__Problem to solve__.
Give every entry below again, exactly as written, and skip the images.

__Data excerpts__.
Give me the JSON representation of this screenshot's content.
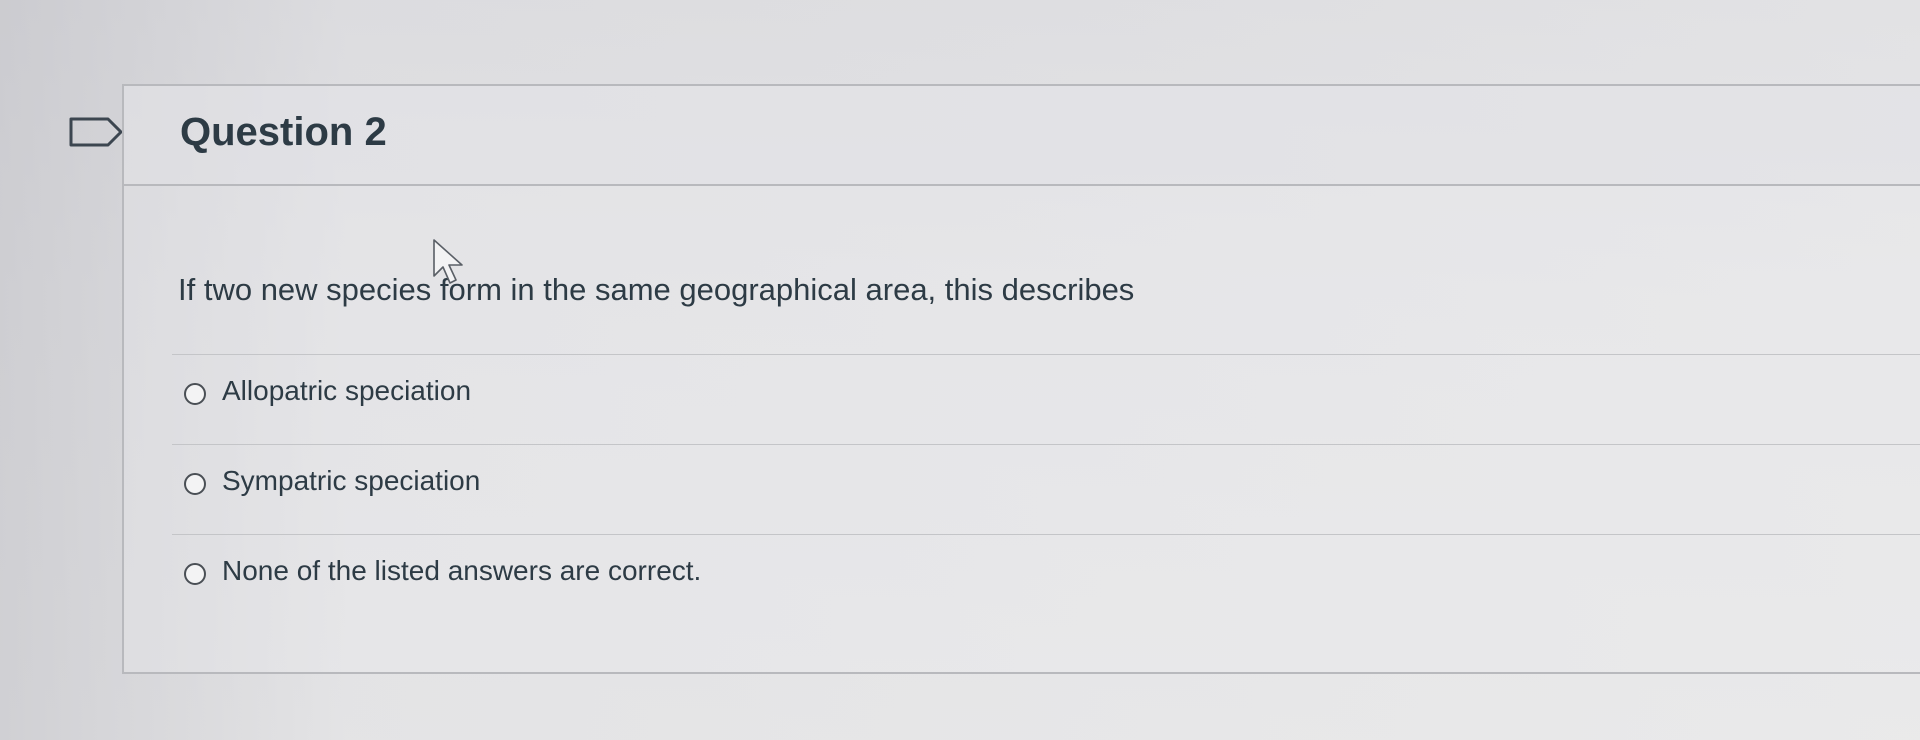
{
  "question": {
    "title": "Question 2",
    "text": "If two new species form in the same geographical area, this describes"
  },
  "answers": [
    {
      "label": "Allopatric speciation",
      "selected": false
    },
    {
      "label": "Sympatric speciation",
      "selected": false
    },
    {
      "label": "None of the listed answers are correct.",
      "selected": false
    }
  ],
  "icons": {
    "flag": "flag-icon",
    "cursor": "mouse-cursor-icon"
  },
  "colors": {
    "text": "#2d3b45",
    "border": "#b8b9bd"
  }
}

__Written response__.
Give me the JSON representation of this screenshot's content.
{
  "question": {
    "title": "Question 2",
    "text": "If two new species form in the same geographical area, this describes"
  },
  "answers": [
    {
      "label": "Allopatric speciation",
      "selected": false
    },
    {
      "label": "Sympatric speciation",
      "selected": false
    },
    {
      "label": "None of the listed answers are correct.",
      "selected": false
    }
  ],
  "icons": {
    "flag": "flag-icon",
    "cursor": "mouse-cursor-icon"
  },
  "colors": {
    "text": "#2d3b45",
    "border": "#b8b9bd"
  }
}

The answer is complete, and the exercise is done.